Forget night swimming REM, night running has always been my favorite nocturnal sport. There’s just something about running through an unlit night, the inky blackness completely obliterating my body until I feel incorporeal. Dispossessed. Airborne. In the sense of flying, yes, but also that I feel born of air. I’m elegant in ways that I never can be in daylight. I’m light and quick through the dark, a sure-footed sprite.
That is until I trip over a tree root and face plant.
Oh and did I mention that I like to do my night running set to Orff’s “Carmina Burana” or Edvard Grieg’s Peer Gynt Suite? (Lie: It’s “In the Hall of the Mountain King”. Of course it is.) Very very loudly. And with no reflective gear, save the glow of my pale legs? And preferably in the mountains or the forest? It’s the closest I get to real magic.
It’s probably also the closest I get to really putting myself in danger too which is why I’ve not done it in years. And that’s a travesty because I used to love it.
#safetytipsforladies: just dora the explorer your attacker. “rapist! no raping!” works every time.
— Lucille Baller (@davalyns) March 27, 2013
This is even funnier if you have seen Dora the Explorer (Exploradora!) like I have. Every day. For a year.
Send this to every girl you want to stay alive. The letter’s wording was ominous and might have been straight out of a horror movie – if it hadn’t followed a single densely typed page entitled “Through a Rapist’s Eyes*” that purported to tell women the secrets of how to protect themselves from someone who was heck-bent on violating them.
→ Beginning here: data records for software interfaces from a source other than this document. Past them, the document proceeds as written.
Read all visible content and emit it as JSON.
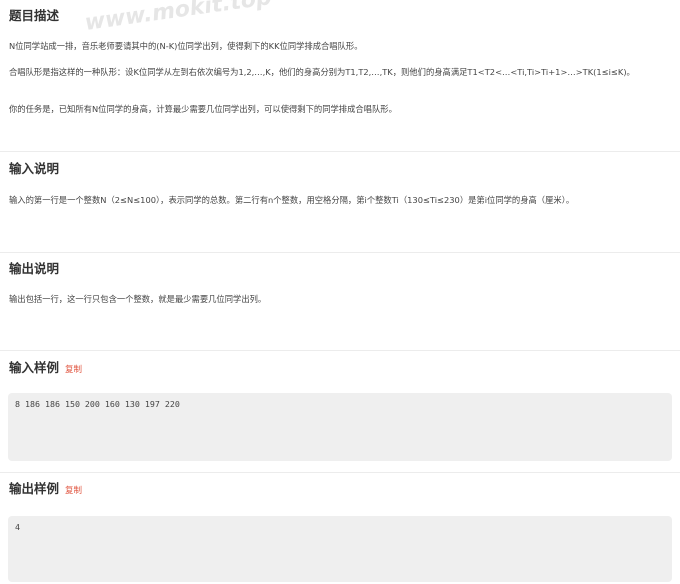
{
  "watermark": "www.mokit.top",
  "description": {
    "heading": "题目描述",
    "p1": "N位同学站成一排，音乐老师要请其中的(N-K)位同学出列，使得剩下的KK位同学排成合唱队形。",
    "p2": "合唱队形是指这样的一种队形：设K位同学从左到右依次编号为1,2,…,K，他们的身高分别为T1,T2,…,TK，则他们的身高满足T1<T2<…<Ti,Ti>Ti+1>…>TK(1≤i≤K)。",
    "p3": "你的任务是，已知所有N位同学的身高，计算最少需要几位同学出列，可以使得剩下的同学排成合唱队形。"
  },
  "input_desc": {
    "heading": "输入说明",
    "text": "输入的第一行是一个整数N（2≤N≤100），表示同学的总数。第二行有n个整数，用空格分隔，第i个整数Ti（130≤Ti≤230）是第i位同学的身高（厘米）。"
  },
  "output_desc": {
    "heading": "输出说明",
    "text": "输出包括一行，这一行只包含一个整数，就是最少需要几位同学出列。"
  },
  "sample_input": {
    "heading": "输入样例",
    "copy_label": "复制",
    "value": "8 186 186 150 200 160 130 197 220"
  },
  "sample_output": {
    "heading": "输出样例",
    "copy_label": "复制",
    "value": "4"
  },
  "colors": {
    "copy_link": "#e0543f",
    "sample_bg": "#efefef",
    "divider": "#ececec"
  }
}
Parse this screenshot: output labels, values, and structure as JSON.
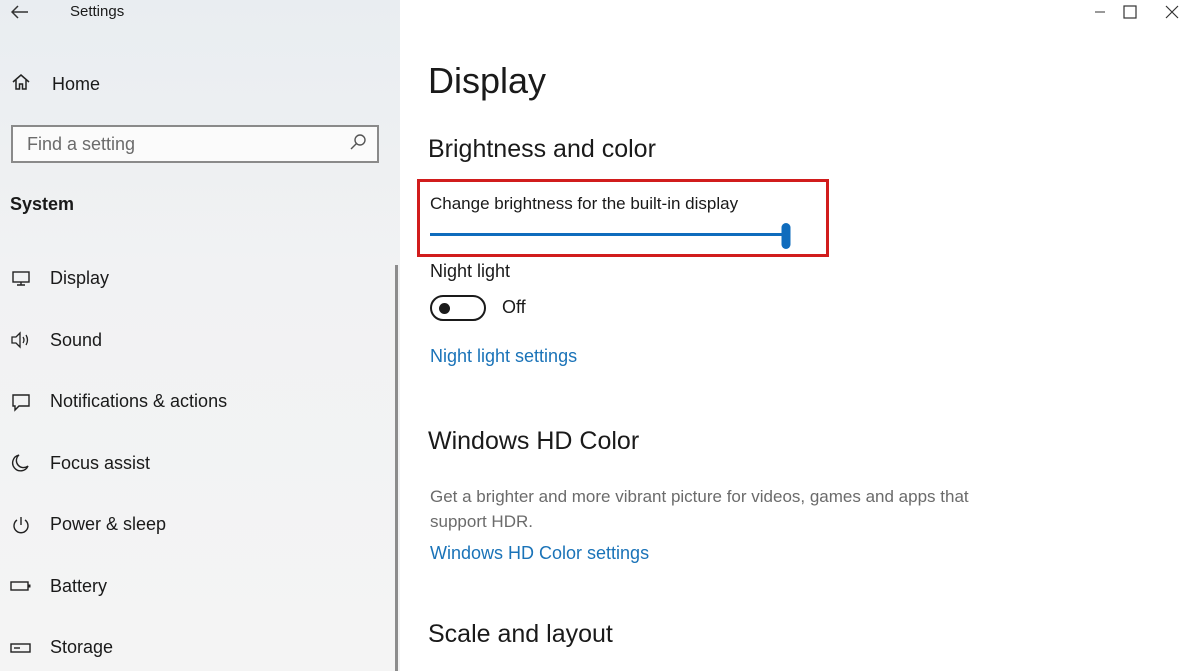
{
  "window": {
    "title": "Settings"
  },
  "sidebar": {
    "home_label": "Home",
    "search_placeholder": "Find a setting",
    "section_label": "System",
    "items": [
      {
        "label": "Display",
        "icon": "monitor-icon"
      },
      {
        "label": "Sound",
        "icon": "speaker-icon"
      },
      {
        "label": "Notifications & actions",
        "icon": "notification-icon"
      },
      {
        "label": "Focus assist",
        "icon": "moon-icon"
      },
      {
        "label": "Power & sleep",
        "icon": "power-icon"
      },
      {
        "label": "Battery",
        "icon": "battery-icon"
      },
      {
        "label": "Storage",
        "icon": "storage-icon"
      }
    ]
  },
  "main": {
    "title": "Display",
    "brightness": {
      "heading": "Brightness and color",
      "slider_label": "Change brightness for the built-in display",
      "slider_value_percent": 100
    },
    "night_light": {
      "label": "Night light",
      "state": "Off",
      "settings_link": "Night light settings"
    },
    "hd_color": {
      "heading": "Windows HD Color",
      "description": "Get a brighter and more vibrant picture for videos, games and apps that support HDR.",
      "settings_link": "Windows HD Color settings"
    },
    "scale": {
      "heading": "Scale and layout"
    }
  },
  "colors": {
    "accent": "#0f6cbd",
    "link": "#1a73b8",
    "highlight": "#d11c1c"
  }
}
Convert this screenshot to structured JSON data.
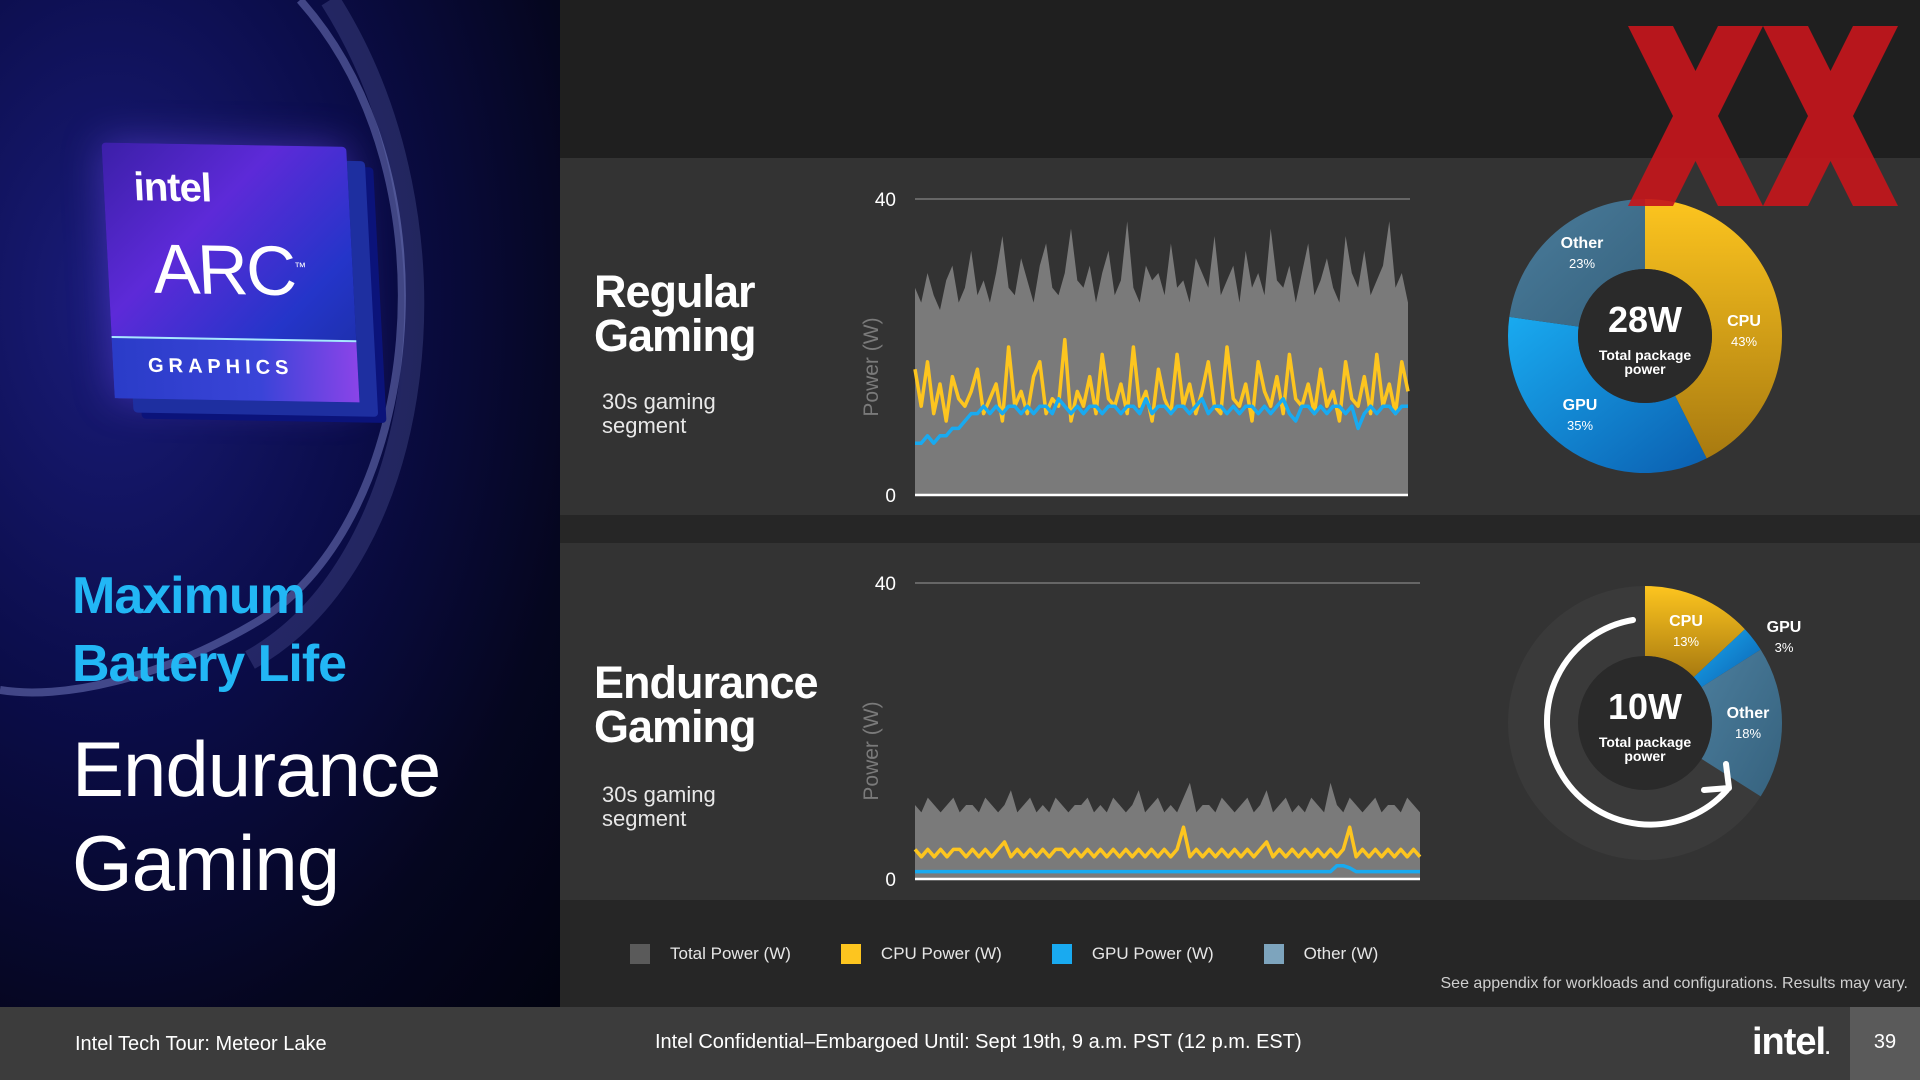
{
  "left": {
    "badge": {
      "brand": "intel",
      "product": "ARC",
      "trademark": "™",
      "label": "GRAPHICS"
    },
    "tagline_line1": "Maximum",
    "tagline_line2": "Battery Life",
    "subtitle_line1": "Endurance",
    "subtitle_line2": "Gaming"
  },
  "rows": [
    {
      "title_line1": "Regular",
      "title_line2": "Gaming",
      "sub_line1": "30s gaming",
      "sub_line2": "segment"
    },
    {
      "title_line1": "Endurance",
      "title_line2": "Gaming",
      "sub_line1": "30s gaming",
      "sub_line2": "segment"
    }
  ],
  "colors": {
    "total": "#7a7a7a",
    "cpu": "#fdc51f",
    "gpu": "#19aaf0",
    "other": "#7da4bd",
    "accent": "#22b7f5"
  },
  "chart_data": [
    {
      "type": "line",
      "ylabel": "Power (W)",
      "ylim": [
        0,
        40
      ],
      "yticks": [
        0,
        40
      ],
      "x_seconds": 30,
      "series": [
        {
          "name": "Total Power (W)",
          "values": [
            28,
            26,
            30,
            27,
            25,
            29,
            31,
            26,
            28,
            33,
            27,
            29,
            26,
            30,
            35,
            28,
            27,
            32,
            29,
            26,
            31,
            34,
            28,
            27,
            30,
            36,
            29,
            28,
            31,
            26,
            30,
            33,
            27,
            29,
            37,
            28,
            26,
            31,
            29,
            30,
            27,
            34,
            28,
            29,
            26,
            32,
            30,
            28,
            35,
            27,
            29,
            31,
            26,
            33,
            28,
            30,
            27,
            36,
            29,
            28,
            31,
            26,
            30,
            34,
            27,
            29,
            32,
            28,
            26,
            35,
            30,
            28,
            33,
            27,
            29,
            31,
            37,
            28,
            30,
            26
          ]
        },
        {
          "name": "CPU Power (W)",
          "values": [
            17,
            12,
            18,
            11,
            15,
            10,
            16,
            13,
            12,
            14,
            17,
            11,
            13,
            15,
            10,
            20,
            12,
            14,
            11,
            16,
            18,
            11,
            13,
            12,
            21,
            10,
            14,
            12,
            16,
            11,
            19,
            13,
            12,
            15,
            11,
            20,
            12,
            14,
            10,
            17,
            13,
            11,
            19,
            12,
            15,
            11,
            14,
            18,
            12,
            11,
            20,
            13,
            12,
            15,
            10,
            18,
            14,
            12,
            16,
            11,
            19,
            13,
            12,
            15,
            11,
            17,
            12,
            14,
            10,
            18,
            13,
            12,
            16,
            11,
            19,
            12,
            15,
            11,
            18,
            14
          ]
        },
        {
          "name": "GPU Power (W)",
          "values": [
            7,
            7,
            8,
            7,
            8,
            8,
            9,
            9,
            10,
            11,
            11,
            12,
            11,
            12,
            11,
            12,
            12,
            11,
            12,
            11,
            12,
            12,
            11,
            13,
            12,
            11,
            12,
            11,
            12,
            12,
            11,
            12,
            12,
            11,
            12,
            12,
            11,
            13,
            11,
            12,
            12,
            11,
            12,
            12,
            11,
            12,
            13,
            11,
            12,
            12,
            11,
            12,
            11,
            12,
            12,
            11,
            12,
            11,
            12,
            13,
            11,
            10,
            12,
            12,
            11,
            12,
            11,
            12,
            12,
            11,
            12,
            9,
            11,
            12,
            11,
            12,
            12,
            11,
            12,
            12
          ]
        }
      ]
    },
    {
      "type": "line",
      "ylabel": "Power (W)",
      "ylim": [
        0,
        40
      ],
      "yticks": [
        0,
        40
      ],
      "x_seconds": 30,
      "series": [
        {
          "name": "Total Power (W)",
          "values": [
            10,
            9,
            11,
            10,
            9,
            10,
            11,
            9,
            10,
            10,
            9,
            11,
            10,
            9,
            10,
            12,
            9,
            10,
            11,
            9,
            10,
            9,
            11,
            10,
            9,
            10,
            10,
            11,
            9,
            10,
            9,
            11,
            10,
            9,
            10,
            12,
            9,
            10,
            11,
            9,
            10,
            9,
            11,
            13,
            9,
            10,
            10,
            9,
            11,
            10,
            9,
            10,
            11,
            9,
            10,
            12,
            9,
            10,
            11,
            9,
            10,
            9,
            11,
            10,
            9,
            13,
            10,
            9,
            11,
            10,
            9,
            10,
            11,
            9,
            10,
            10,
            9,
            11,
            10,
            9
          ]
        },
        {
          "name": "CPU Power (W)",
          "values": [
            4,
            3,
            4,
            3,
            4,
            3,
            4,
            4,
            3,
            4,
            3,
            4,
            3,
            4,
            5,
            3,
            4,
            3,
            4,
            3,
            4,
            3,
            4,
            4,
            3,
            4,
            3,
            4,
            3,
            4,
            3,
            4,
            3,
            4,
            3,
            4,
            3,
            4,
            3,
            4,
            3,
            4,
            7,
            3,
            4,
            3,
            4,
            3,
            4,
            3,
            4,
            3,
            4,
            3,
            4,
            5,
            3,
            4,
            3,
            4,
            3,
            4,
            3,
            4,
            3,
            4,
            3,
            4,
            7,
            3,
            4,
            3,
            4,
            3,
            4,
            3,
            4,
            3,
            4,
            3
          ]
        },
        {
          "name": "GPU Power (W)",
          "values": [
            1,
            1,
            1,
            1,
            1,
            1,
            1,
            1,
            1,
            1,
            1,
            1,
            1,
            1,
            1,
            1,
            1,
            1,
            1,
            1,
            1,
            1,
            1,
            1,
            1,
            1,
            1,
            1,
            1,
            1,
            1,
            1,
            1,
            1,
            1,
            1,
            1,
            1,
            1,
            1,
            1,
            1,
            1,
            1,
            1,
            1,
            1,
            1,
            1,
            1,
            1,
            1,
            1,
            1,
            1,
            1,
            1,
            1,
            1,
            1,
            1,
            1,
            1,
            1,
            1,
            1,
            1.8,
            1.8,
            1.5,
            1,
            1,
            1,
            1,
            1,
            1,
            1,
            1,
            1,
            1,
            1
          ]
        }
      ]
    },
    {
      "type": "pie",
      "center_value": "28W",
      "center_label": "Total package power",
      "slices": [
        {
          "name": "CPU",
          "value": 43,
          "label": "43%"
        },
        {
          "name": "GPU",
          "value": 35,
          "label": "35%"
        },
        {
          "name": "Other",
          "value": 23,
          "label": "23%"
        }
      ]
    },
    {
      "type": "pie",
      "center_value": "10W",
      "center_label": "Total package power",
      "slices": [
        {
          "name": "CPU",
          "value": 13,
          "label": "13%"
        },
        {
          "name": "GPU",
          "value": 3,
          "label": "3%"
        },
        {
          "name": "Other",
          "value": 18,
          "label": "18%"
        }
      ]
    }
  ],
  "legend": [
    {
      "label": "Total Power (W)",
      "color": "#5a5a5a"
    },
    {
      "label": "CPU Power (W)",
      "color": "#fdc51f"
    },
    {
      "label": "GPU Power (W)",
      "color": "#19aaf0"
    },
    {
      "label": "Other  (W)",
      "color": "#7da4bd"
    }
  ],
  "footnote": "See appendix for workloads and configurations. Results may vary.",
  "footer": {
    "left": "Intel Tech Tour:  Meteor Lake",
    "center": "Intel Confidential–Embargoed Until: Sept 19th, 9 a.m. PST (12 p.m. EST)",
    "brand": "intel",
    "brand_dot": ".",
    "page": "39"
  }
}
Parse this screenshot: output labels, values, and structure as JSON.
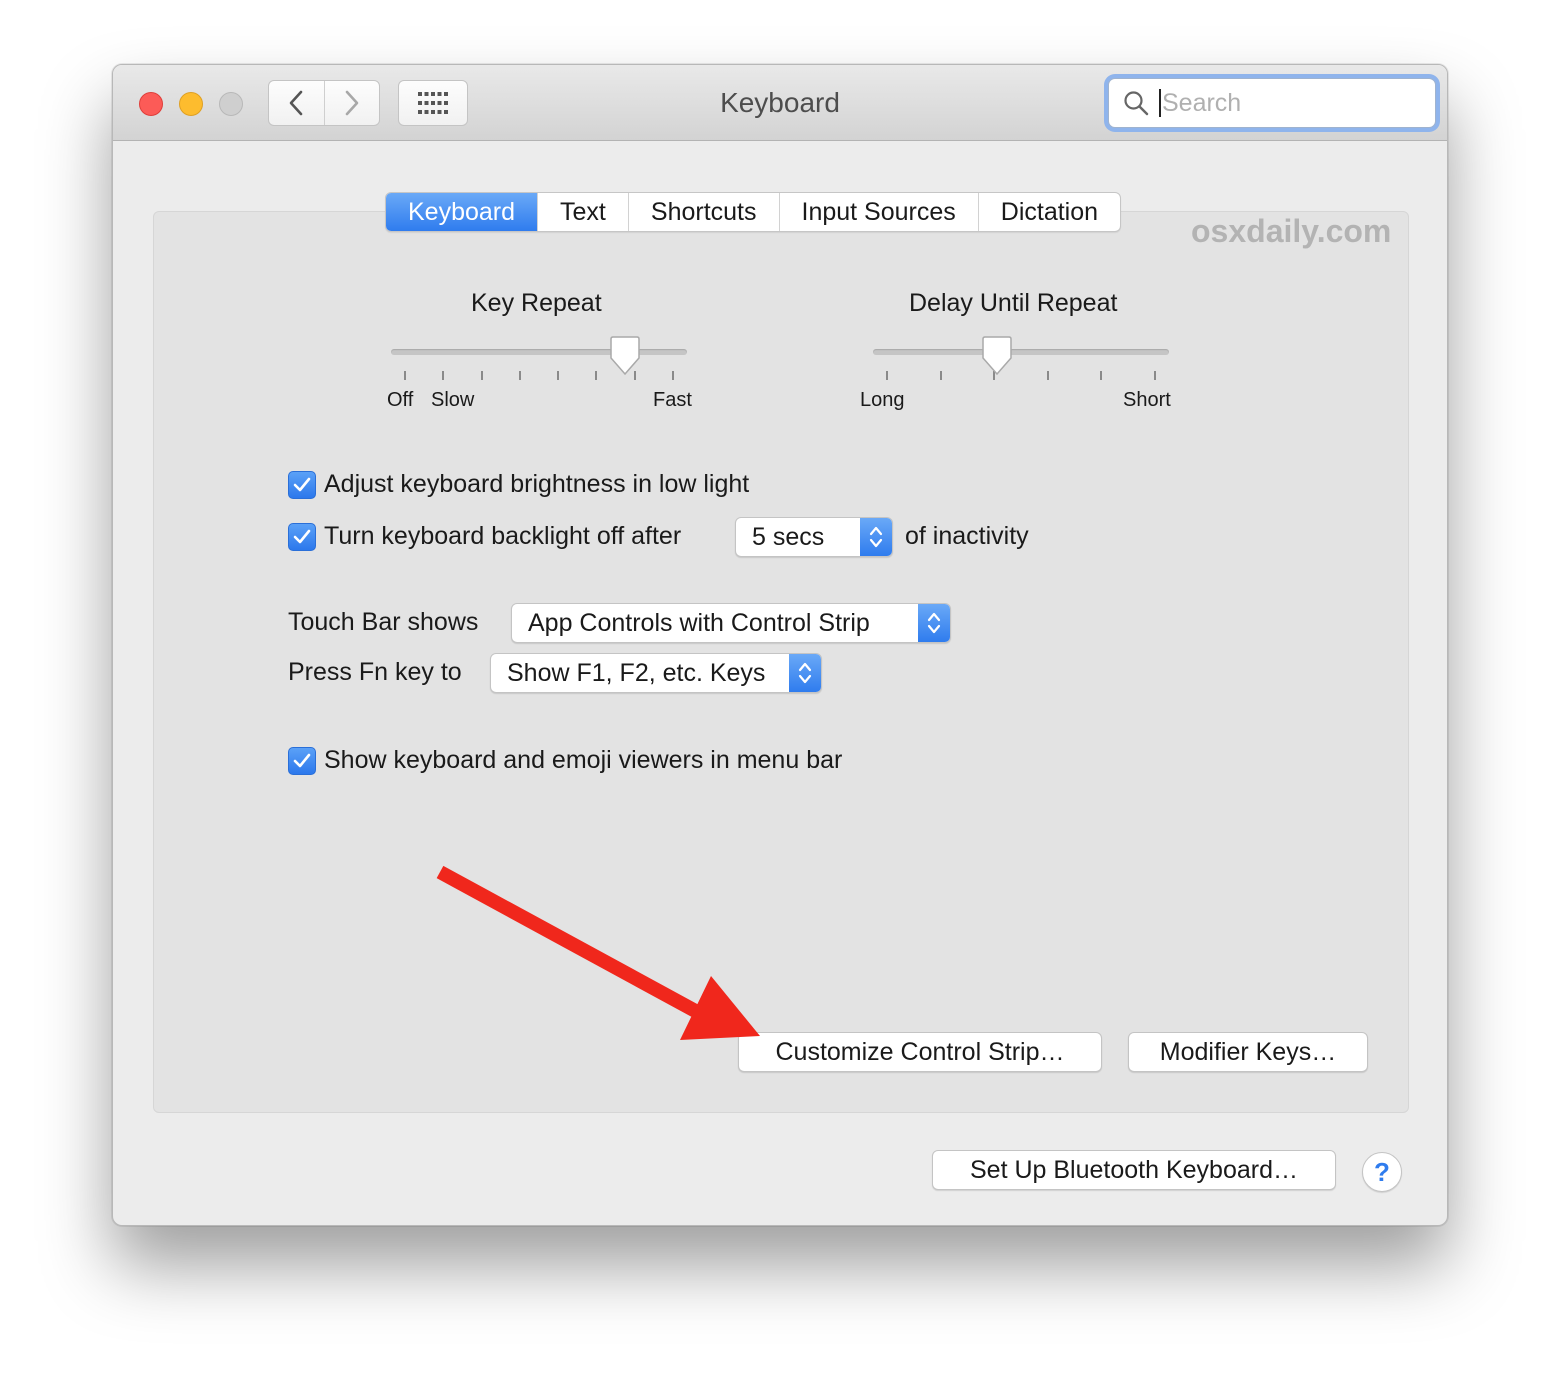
{
  "window": {
    "title": "Keyboard",
    "search_placeholder": "Search"
  },
  "tabs": [
    {
      "label": "Keyboard",
      "active": true
    },
    {
      "label": "Text",
      "active": false
    },
    {
      "label": "Shortcuts",
      "active": false
    },
    {
      "label": "Input Sources",
      "active": false
    },
    {
      "label": "Dictation",
      "active": false
    }
  ],
  "watermark": "osxdaily.com",
  "key_repeat": {
    "title": "Key Repeat",
    "label_off": "Off",
    "label_slow": "Slow",
    "label_fast": "Fast",
    "ticks": 8,
    "value_fraction": 0.82
  },
  "delay_until_repeat": {
    "title": "Delay Until Repeat",
    "label_long": "Long",
    "label_short": "Short",
    "ticks": 6,
    "value_fraction": 0.41
  },
  "options": {
    "adjust_brightness": {
      "label": "Adjust keyboard brightness in low light",
      "checked": true
    },
    "backlight_off": {
      "label": "Turn keyboard backlight off after",
      "checked": true,
      "value": "5 secs",
      "suffix": "of inactivity"
    },
    "touch_bar": {
      "label": "Touch Bar shows",
      "value": "App Controls with Control Strip"
    },
    "fn_key": {
      "label": "Press Fn key to",
      "value": "Show F1, F2, etc. Keys"
    },
    "show_viewers": {
      "label": "Show keyboard and emoji viewers in menu bar",
      "checked": true
    }
  },
  "buttons": {
    "customize_control_strip": "Customize Control Strip…",
    "modifier_keys": "Modifier Keys…",
    "bluetooth_keyboard": "Set Up Bluetooth Keyboard…",
    "help": "?"
  },
  "colors": {
    "accent": "#2f7cee",
    "arrow": "#f0271c"
  }
}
When I was 12, reading every line felt like a revelation and so I dutifully copied and mailed on the letter to every girl I wanted to live…until I ran out of stamps. (Apparently only seven girls got to live. I’m sorry tween friends. I was such a cheapskate.) So imagine my surprise when the letter came back ’round to me a few days ago via a private message from a friend who’d seen it posted on someone else’s wall. Facebook: the 21st century chain letter. My friend had forwarded it to me because he thought it was something I might like and also he was looking for ideas of how to talk about the subject with his teenage daughter.
If you haven’t seen this yet, it’s pretty awesome.
Eyes! EYES! Nose! NOSE! Ears! EARS!
The roar of teenage girls filled the small room at my church last night as we ended our seminar on self-defense. I wish I could say that their roar was defiant, strong, a unified cacophony of empowered (pre) women. But that’s a lot to expect from young girls who’ve just had a lesson on a very uncomfortable subject that skirted all the uncomfortable parts. There was a lot of giggling, play fighting, teasing, bluster and, to my chagrin, very little questioning.
The teacher, a 4th degree black belt from a local martial arts studio, did a great job in the limited amount of time he had. One hour is a pitifully small amount of time to cover something with the implications to be so life changing. (But one hour is better than nothing, yes?) He was better than most I’ve seen. He was smart, funny, and gave some great tips for physically defending oneself. But as I stood back and watched – my eyes less on the teacher and more on the faces of the girls watching, scanning them for any sign of panic or shutting down (there’s usually one set of eyes in every group that looks a little too cynical or a little too wise) – I couldn’t help but be disappointed. It was your standard self-defense for women class. And that’s a shame.